“Changes” is an anthem for stepping out of your comfort zone and being unapologetically who you are. For a memorial service, “Changes” reveals not only how “time may change me,” but also how we can stand strong in the face of adversity. 

18. “Diamond Dogs” from Diamond Dogs

Another rock-and-roll favorite is “Diamond Dogs.” All about the coolest guy who is always looking for the next party, this is an exciting song for the young at heart.  

19. “The Width of a Circle” from The Man Who Sold the World

This song is half rock-and-roll and half heavy metal. Though quieter in nature, it builds to a crescendo, highlighting the story of a narrator who encounters a supernatural being. This is a love song to rock-and-roll for true rock fans. 

20. “Golden Years” from Station to Station

With a not-so-subtle nod to the funk music of the 70s, Bowie’s “Golden Years” urges the narrator to take advantage of the time they have. He sings, “Never look back, walk tall, act fine” because he’ll be with the listener for their “golden years” and beyond. 

21. “Ziggy Stardust” from The Rise and Fall of Ziggy Stardust

The fictional Ziggy grows too conceited, so his band (“The Spiders From Mars”) plans to get revenge on him. “Ziggy Stardust” is a silly song that leans into theatrics and storytelling, a gentle reminder not to take life too seriously.  

22. “Win” from Young Americans

This song about winning reminds us that life isn’t so complicated after all. “All you’ve got to do is win,” so now it’s up to you to just go do it. What are you waiting for?

23. “She’s Got Medals” from David Bowie

“She’s Got Medals” jokes about a woman who poses as a man to join the army during the war. This song is a reminder that everyone has hidden secrets and histories. 

24. “Under Pressure” from Hot Spice

David Bowie famously appeared as a guest artist on Queen’s “Under Pressure.” Despite the song’s title, this song provides relief with an upbeat melody and memorable lyrics. 

25. “Dancing in the Street” for Live Aid

Originally sung by Martha and the Vandellas, “Dancing in the Street” is one of Bowie’s best-known covers. Covered with Mick Jagger, this song brings people together.

Remembering Through David Bowie

Bowie’s music left a lasting impression on many.
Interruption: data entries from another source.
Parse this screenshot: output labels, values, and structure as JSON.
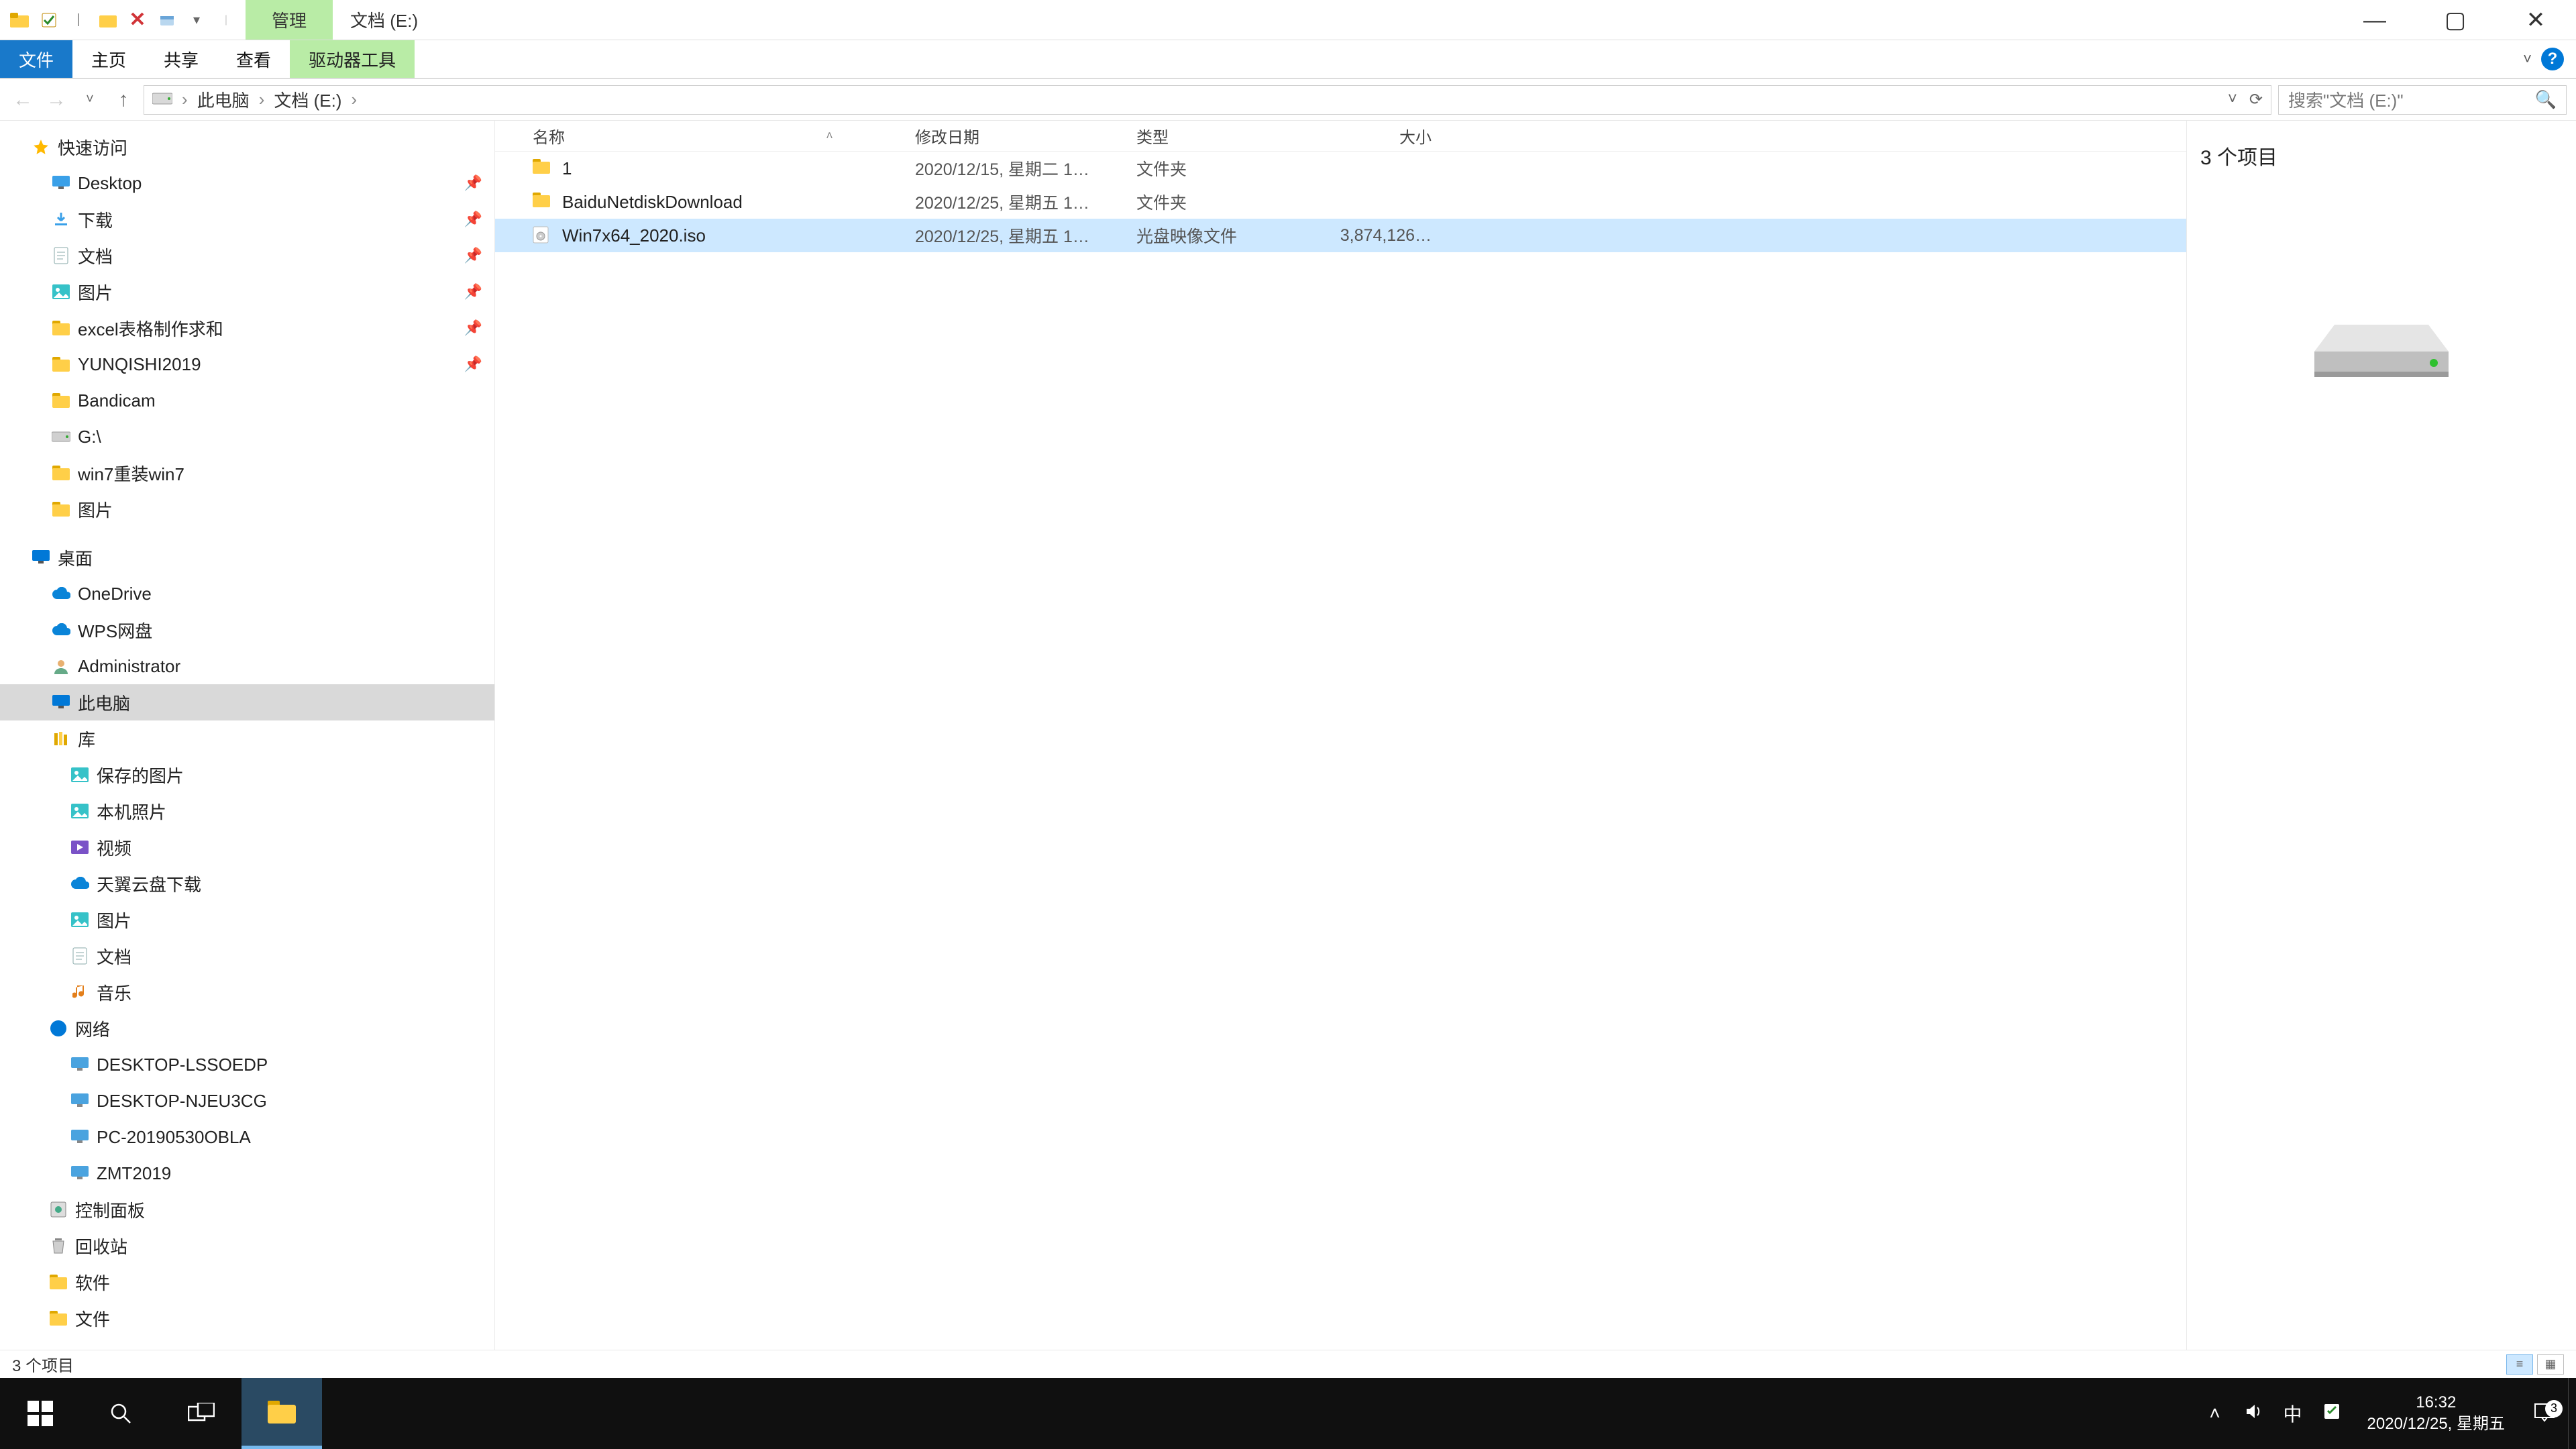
{
  "title": {
    "context_tab": "管理",
    "caption": "文档 (E:)"
  },
  "window_controls": {
    "min": "—",
    "max": "▢",
    "close": "✕"
  },
  "ribbon": {
    "file": "文件",
    "home": "主页",
    "share": "共享",
    "view": "查看",
    "drive_tools": "驱动器工具",
    "expand": "˅",
    "help": "?"
  },
  "nav": {
    "back": "←",
    "fwd": "→",
    "recent": "˅",
    "up": "↑",
    "crumbs": [
      "此电脑",
      "文档 (E:)"
    ],
    "sep": "›",
    "dropdown": "˅",
    "refresh": "⟳"
  },
  "search": {
    "placeholder": "搜索\"文档 (E:)\"",
    "icon": "🔍"
  },
  "tree": {
    "quick_access": "快速访问",
    "quick": [
      {
        "label": "Desktop",
        "icon": "desktop",
        "pinned": true
      },
      {
        "label": "下载",
        "icon": "download",
        "pinned": true
      },
      {
        "label": "文档",
        "icon": "document",
        "pinned": true
      },
      {
        "label": "图片",
        "icon": "pictures",
        "pinned": true
      },
      {
        "label": "excel表格制作求和",
        "icon": "folder",
        "pinned": true
      },
      {
        "label": "YUNQISHI2019",
        "icon": "folder",
        "pinned": true
      },
      {
        "label": "Bandicam",
        "icon": "folder",
        "pinned": false
      },
      {
        "label": "G:\\",
        "icon": "drive",
        "pinned": false
      },
      {
        "label": "win7重装win7",
        "icon": "folder",
        "pinned": false
      },
      {
        "label": "图片",
        "icon": "folder",
        "pinned": false
      }
    ],
    "desktop_root": "桌面",
    "desktop": [
      {
        "label": "OneDrive",
        "icon": "cloud"
      },
      {
        "label": "WPS网盘",
        "icon": "cloud"
      },
      {
        "label": "Administrator",
        "icon": "user"
      },
      {
        "label": "此电脑",
        "icon": "pc",
        "selected": true
      },
      {
        "label": "库",
        "icon": "library"
      }
    ],
    "libraries": [
      {
        "label": "保存的图片",
        "icon": "pictures"
      },
      {
        "label": "本机照片",
        "icon": "pictures"
      },
      {
        "label": "视频",
        "icon": "videos"
      },
      {
        "label": "天翼云盘下载",
        "icon": "cloud"
      },
      {
        "label": "图片",
        "icon": "pictures"
      },
      {
        "label": "文档",
        "icon": "document"
      },
      {
        "label": "音乐",
        "icon": "music"
      }
    ],
    "network_root": "网络",
    "network": [
      {
        "label": "DESKTOP-LSSOEDP"
      },
      {
        "label": "DESKTOP-NJEU3CG"
      },
      {
        "label": "PC-20190530OBLA"
      },
      {
        "label": "ZMT2019"
      }
    ],
    "misc": [
      {
        "label": "控制面板",
        "icon": "cp"
      },
      {
        "label": "回收站",
        "icon": "bin"
      },
      {
        "label": "软件",
        "icon": "folder"
      },
      {
        "label": "文件",
        "icon": "folder"
      }
    ]
  },
  "columns": {
    "name": "名称",
    "date": "修改日期",
    "type": "类型",
    "size": "大小"
  },
  "files": [
    {
      "name": "1",
      "date": "2020/12/15, 星期二 1…",
      "type": "文件夹",
      "size": "",
      "icon": "folder",
      "selected": false
    },
    {
      "name": "BaiduNetdiskDownload",
      "date": "2020/12/25, 星期五 1…",
      "type": "文件夹",
      "size": "",
      "icon": "folder",
      "selected": false
    },
    {
      "name": "Win7x64_2020.iso",
      "date": "2020/12/25, 星期五 1…",
      "type": "光盘映像文件",
      "size": "3,874,126…",
      "icon": "iso",
      "selected": true
    }
  ],
  "preview": {
    "count_label": "3 个项目"
  },
  "status": {
    "text": "3 个项目"
  },
  "taskbar": {
    "tray": {
      "ime": "中"
    },
    "clock": {
      "time": "16:32",
      "date": "2020/12/25, 星期五"
    },
    "notif_count": "3"
  }
}
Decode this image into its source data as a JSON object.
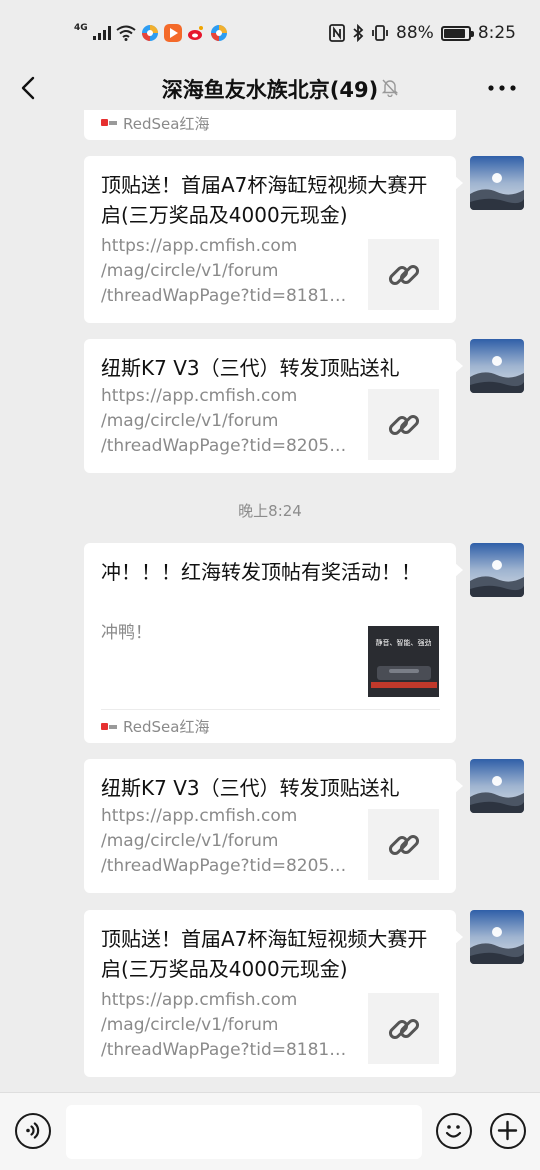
{
  "status_bar": {
    "network": "4G",
    "battery": "88%",
    "time": "8:25",
    "battery_level": 0.88
  },
  "nav": {
    "title": "深海鱼友水族北京(49)"
  },
  "partial_top": {
    "source": "RedSea红海"
  },
  "messages": [
    {
      "title": "顶贴送！首届A7杯海缸短视频大赛开启(三万奖品及4000元现金)",
      "desc_lines": [
        "https://app.cmfish.com",
        "/mag/circle/v1/forum",
        "/threadWapPage?tid=81816..."
      ]
    },
    {
      "title": "纽斯K7 V3（三代）转发顶贴送礼",
      "desc_lines": [
        "https://app.cmfish.com",
        "/mag/circle/v1/forum",
        "/threadWapPage?tid=82059..."
      ]
    },
    {
      "title": "冲！！！红海转发顶帖有奖活动！！",
      "desc": "冲鸭！",
      "source": "RedSea红海",
      "thumb_text": "静音、智能、强劲"
    },
    {
      "title": "纽斯K7 V3（三代）转发顶贴送礼",
      "desc_lines": [
        "https://app.cmfish.com",
        "/mag/circle/v1/forum",
        "/threadWapPage?tid=82059..."
      ]
    },
    {
      "title": "顶贴送！首届A7杯海缸短视频大赛开启(三万奖品及4000元现金)",
      "desc_lines": [
        "https://app.cmfish.com",
        "/mag/circle/v1/forum",
        "/threadWapPage?tid=81816..."
      ]
    }
  ],
  "timestamp": "晚上8:24",
  "colors": {
    "background": "#ededed",
    "bubble": "#ffffff",
    "secondary_text": "#8a8a8a"
  }
}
His music tackles larger than life themes, from space travel to life after death. Because of this, his songs are a popular choice for funerals, memorials, and any celebration of life

Whether Bowie is one of your favorite artists or a favorite of your loved one, you can’t go wrong with any of the song choices above. From his biggest hits to hidden tracks, he has something for everyone. 

If you're looking for more, you can check out our picks for the best rock songs for a funeral.

Categories:

Icons sourced from FlatIcon.